Rollin’ Along, with CVap® Ovens and Rich’s Baked Goods.
CVap ovens are great for proteins, starches, and veggies. However, they’re also great for baking. Accordingly,we tested a few Rich’s products to see how they’d bake up. First we proofed in a CVap Holding Cabinet. Second, we baked them in CVap ovens. We tested in both an RTV Retherm Oven and a CHV Cook and Hold Oven.
We’re on a Roll
We tested two different types of Rich’s cinnamon rolls: a 2.25-oz cinnamon roll, and a 5-oz. roll. First, we pulled them from the freezer the night before, covered them in plastic wrap, and allowed them to retard in the refrigerator. Next, the dough slacked on the counter for about an hour. Lastly, we placed them in a CVap Holding Cabinet to proof. The cabinet was set to 100°F Vapor, 103°F Air. That gave us about an 85% relative humidity (recommended by the product directions).
Making More Dough
Likewise we proofed petite 6-oz. white bread dough in the same cabinet. We prepped these little rolls using a lame (pronounced lahm), which is basically a razor blade with a wooden handle. Using the lame, we scored (or docked) the loaves. Consequently, this serves a dual purpose. It allows the dough to expand in the oven without tearing the crust. In addition, it allows moisture and gas to escape. It’s pretty cool, especially when you do a lot of bread and you wanna differentiate between products. We popped these into the proofer with the cinnamon rolls. Per the instructions, we waited for them to expand to the point that at eye level, the loaves had risen about an inch and a half above the lip.
We Can Handle the Proof
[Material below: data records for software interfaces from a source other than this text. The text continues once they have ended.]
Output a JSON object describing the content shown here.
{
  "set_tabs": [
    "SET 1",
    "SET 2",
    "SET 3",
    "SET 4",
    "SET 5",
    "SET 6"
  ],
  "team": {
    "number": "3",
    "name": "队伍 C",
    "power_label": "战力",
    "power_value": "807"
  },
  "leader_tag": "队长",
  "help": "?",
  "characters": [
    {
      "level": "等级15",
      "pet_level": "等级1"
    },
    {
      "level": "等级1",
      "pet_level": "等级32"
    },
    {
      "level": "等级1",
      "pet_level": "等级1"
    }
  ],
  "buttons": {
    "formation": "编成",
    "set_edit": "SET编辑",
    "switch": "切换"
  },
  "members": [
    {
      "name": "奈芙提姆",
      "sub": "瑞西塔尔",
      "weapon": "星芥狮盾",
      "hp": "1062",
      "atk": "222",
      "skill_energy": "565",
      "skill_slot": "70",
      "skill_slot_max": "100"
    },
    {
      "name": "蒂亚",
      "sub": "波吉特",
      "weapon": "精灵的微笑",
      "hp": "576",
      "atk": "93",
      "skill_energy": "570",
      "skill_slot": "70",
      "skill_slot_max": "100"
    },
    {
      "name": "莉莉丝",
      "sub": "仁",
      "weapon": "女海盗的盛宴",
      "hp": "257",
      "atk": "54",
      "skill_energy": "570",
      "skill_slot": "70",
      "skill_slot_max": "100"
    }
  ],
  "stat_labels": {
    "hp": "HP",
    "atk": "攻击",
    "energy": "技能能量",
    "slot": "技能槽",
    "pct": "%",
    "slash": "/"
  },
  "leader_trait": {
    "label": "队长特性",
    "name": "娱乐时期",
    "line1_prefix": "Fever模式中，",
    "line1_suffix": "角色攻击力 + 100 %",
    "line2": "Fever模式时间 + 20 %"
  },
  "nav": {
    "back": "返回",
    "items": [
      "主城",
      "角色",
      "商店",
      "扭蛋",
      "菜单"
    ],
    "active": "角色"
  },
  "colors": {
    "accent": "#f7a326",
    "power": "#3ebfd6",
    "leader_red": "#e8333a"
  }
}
Honestly, the cinnamon rolls probably over-proofed a bit. Consequently, they were a bit on the large side. We pulled them from the holding cabinet and placed them in the ovens. Both the RTV Retherm Oven and the CHV Cook and Hold Oven were set to 200°F Vapor Temp, 350°F Air Temp. The bread loaves soon followed.
After about 14 minutes, the cinnamon rolls were ready to pull from the RTV oven, and the bread roll tray was turned and put back in the oven for another five minutes. Simultaneously, the products in the CHV oven were turned and baked a few more minutes. Total time was about 20 minutes in the CHV.
In the end the rolls from the RTV, being over-proofed to begin with, nearly tripled in size. Nonetheless they were gorgeous and smelled wonderful. The CHV oven rolls looked great too.
To top them off, we made a classic glaze. We combined about 1-1/2 cups of confectioner’s sugar, a half teaspoon of vanilla, and a tablespoon of half & half. For this purpose you’ll want to experiment with the mixture to get the proper consistency – thick but not too thick, and runny but not too runny. You want it to stay on the roll. Primarily, rolls should be warm, not hot, so that the glaze will ooze into the grooves on the rolls.
The petite rolls were removed from the ovens at 22 minutes. They came out golden brown and lovely.
In conclusion, our baking day showed that whether you’re aiming for speed (retherm oven) or finesse (cook and hold oven), CVap ovens are excellent for baking.
Added bonus: while we were busy baking these beautiful buns, we decided to try something a little different. Using the bread dough, we made some fresh hot pretzels. Check out that blog.
- 2.25-oz cinnamon rolls (Rich’s sku# 03439)
- 5-oz cinnamon rolls (Rich’s sku# 01646)
- Petite 6-oz white bread dough (Rich’s sku# 08651)
Remove products from the freezer the night before, cover in plastic wrap, and allow to retard in the refrigerator. Slack on the counter for about an hour before placing in a CVap cabinet to proof.
Proof in CVap Holding Cabinet or Oven set at 100°F Vapor, 103°F Air until sufficiently risen.
Preheat CVap oven (cook & hold or retherm) to 200°F Vapor Temp, 350°F Air Temp.
RTV Cook Time
Cinnamon Rolls – 14 Minutes
Petite Rolls – 20 Minutes
CHV Bake Time
Cinnamon Rolls – 20 Minutes
Petite Rolls – 22 Minutes
Finish cinnamon rolls with glaze mixture.
- 1-1/2 cups confectioner’s sugar
- 1/2 teaspoon vanilla
- 1 tablespoon half & half.
Experiment with the mixture to get the proper consistency. Drizzle onto the rolls. Rolls should be warm, not hot, so that the glaze will ooze into the grooves on the rolls.